One of the biggest problems that seems to emerge when white people are attempting to engage in conversations about racism is the fear of making a mistake and being called out for it. I’ve seen countless people on social media trying to justify their silence on the Black Lives Matter movement by claiming that they “didn’t know enough” to express their thoughts or opinions publicly, and would rather take the time to fully educate themselves before speaking up. This is a prime example of how white privilege has infiltrated the mindsets of every person who is lucky enough to possess it, as we are so used to the systemic acceptance and approval of whiteness that we are terrified of actually being viewed as ‘the bad guy’. What every white person needs to understand though, is that whiteness is not personal. It isn’t about you as an individual being white. It’s about the carefully constructed systems in place in every aspect of our lives that allow white people to thrive at the expense of those who are not white. But what if you speak out against racism and get criticised for it? Take the time to actually listen. Make the effort to understand why your words or actions were damaging, rather than getting defensive. If you feel attacked because you tried to express yourself and got criticised, consider how lucky you are to possess this privilege that has led you to feeling comfortable enough to make your voice heard.
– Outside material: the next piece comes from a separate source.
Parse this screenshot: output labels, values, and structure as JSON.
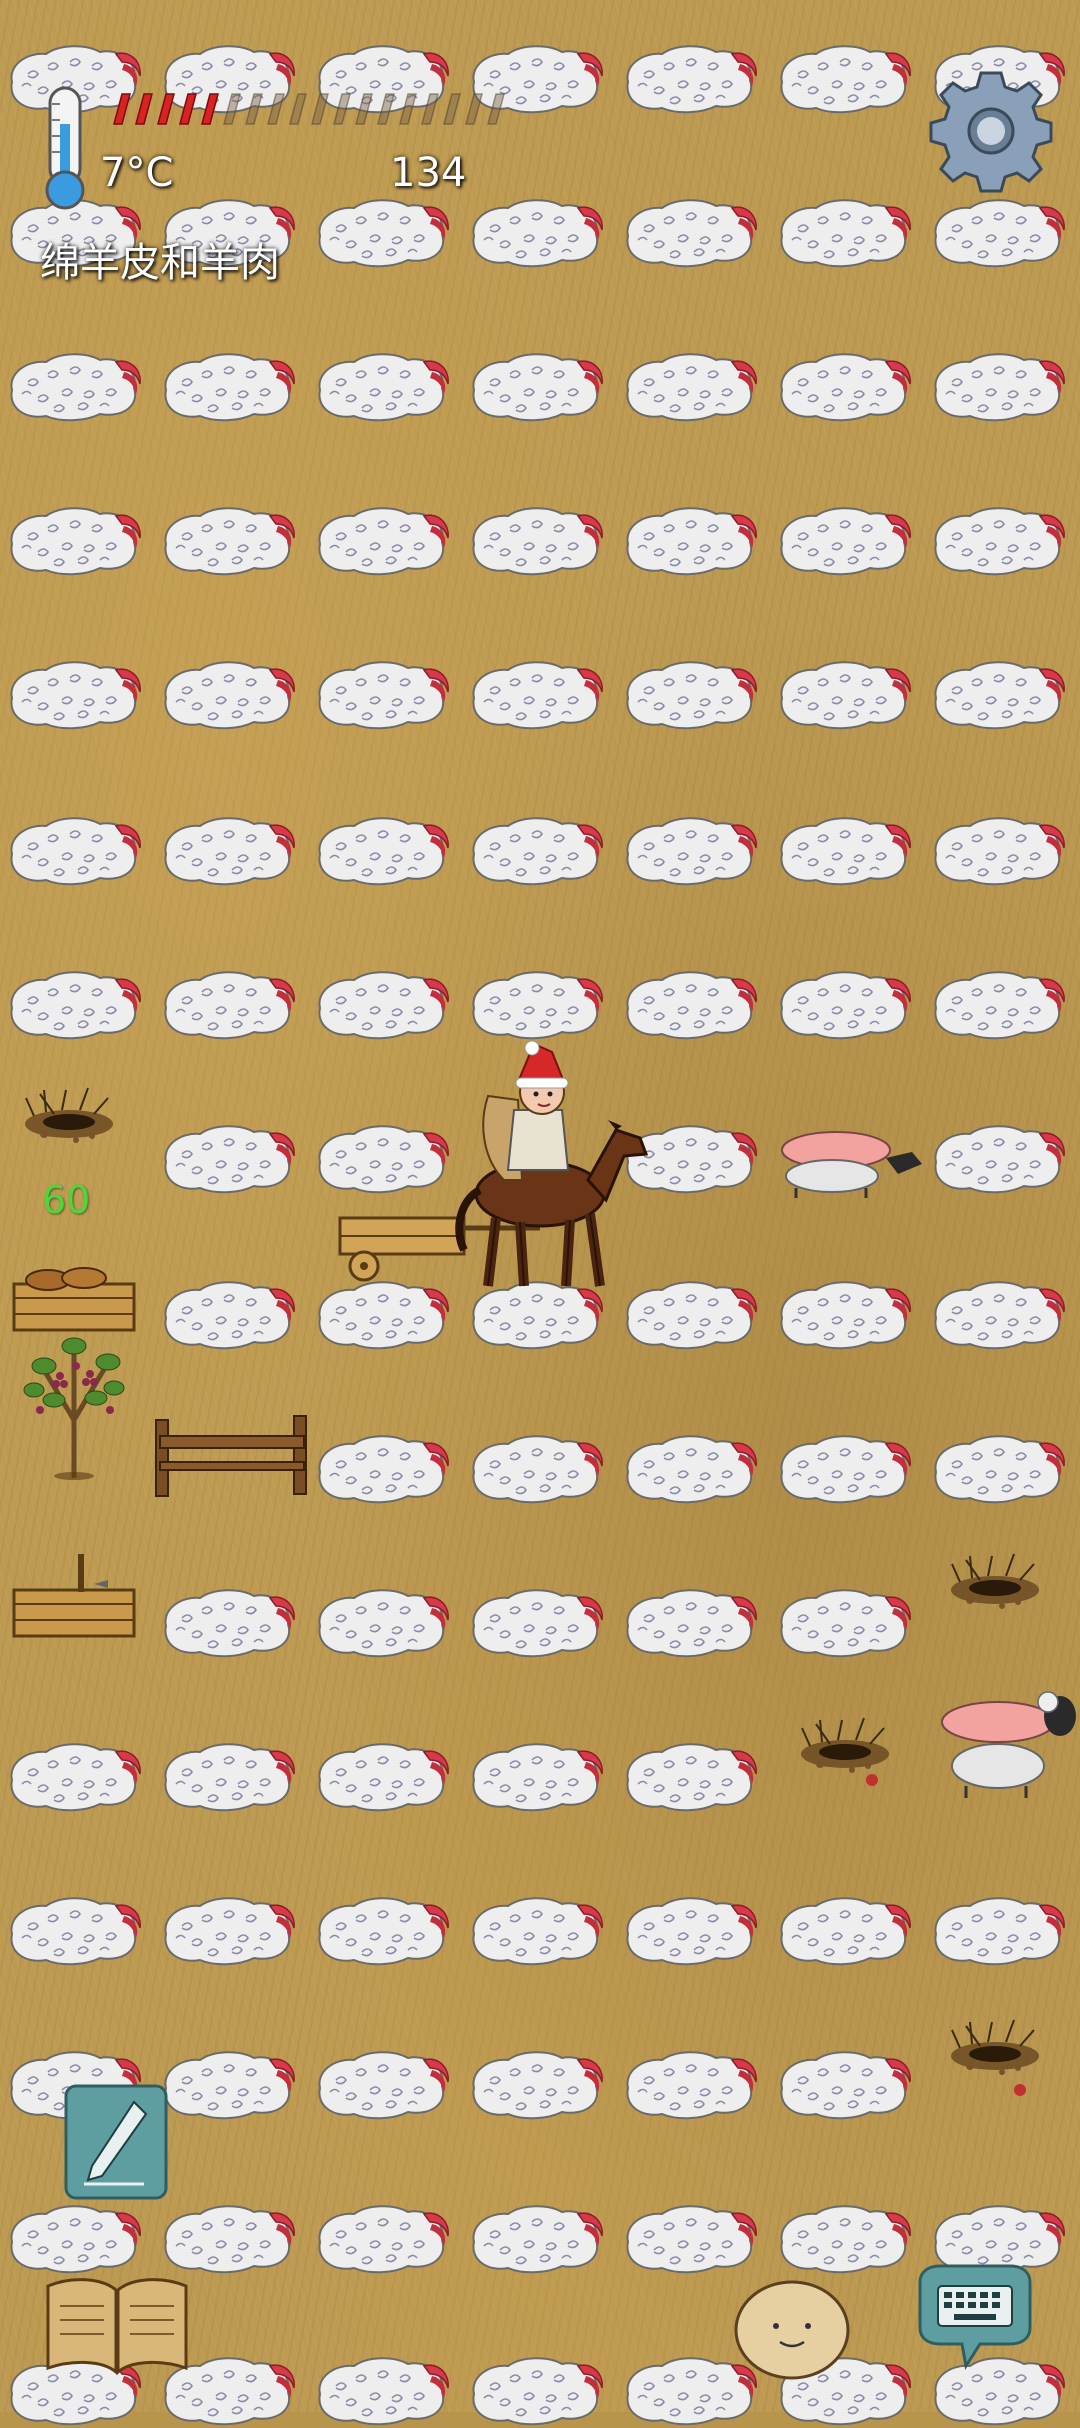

There are countless lists of amazing literature, podcasts and documentaries by Black creators that provide a good starting point for educating yourself about racism, so it’s certainly not down to me as a white person to talk extensively about racial issues, when it is not my voice that needs to be amplified. What white people need to be doing, however, is taking it upon ourselves to seek out new information and learn about the insidious nature of racism, without relying on Black people to guide us through it. It is not the job of Black people to teach white people how to be anti-racist, and to treat a Black person as nothing but a resource to draw information from is dehumanising and emotionally laborious. We need to appreciate that there is no ‘end goal’ when it comes to practising anti-racism as a white person. In her book Me and White Supremacy- an eye-opening and intensely thought-provoking book that I highly recommend if you truly want to begin to challenge your own whiteness- Layla F. Saad emphasises that anti-racism work has no final destination:
“There is no feel-good reward at the end other than the knowledge that you are doing this because it is the right thing to do. You will not be congratulated for it. You won’t get any ally cookies for it.You won’t be celebrated for it. You will have to learn to wean yourself off the addiction to instant gratification and instead develop a consciousness for doing what is right even if nobody ever thanks you for it.”
Becoming actively anti-racist as a white person isn’t simple, and there are no shortcuts or quick-fixes to excavating our own internally entrenched racism. It is incredibly difficult to confront the realities of how deep the system of white supremacy runs, and it is even more difficult to confront our own personal contributions to a system that we know is perpetually harmful, and all-too-often fatal. But we have allowed whiteness to dominate for too long, and we have witnessed how detrimental this system is to anybody who doesn’t possess white privilege, so to complain about these disruptions to our personal worldviews is the height of ignorance, and history shows that ignorance destroys lives.
Written by Olivia Cox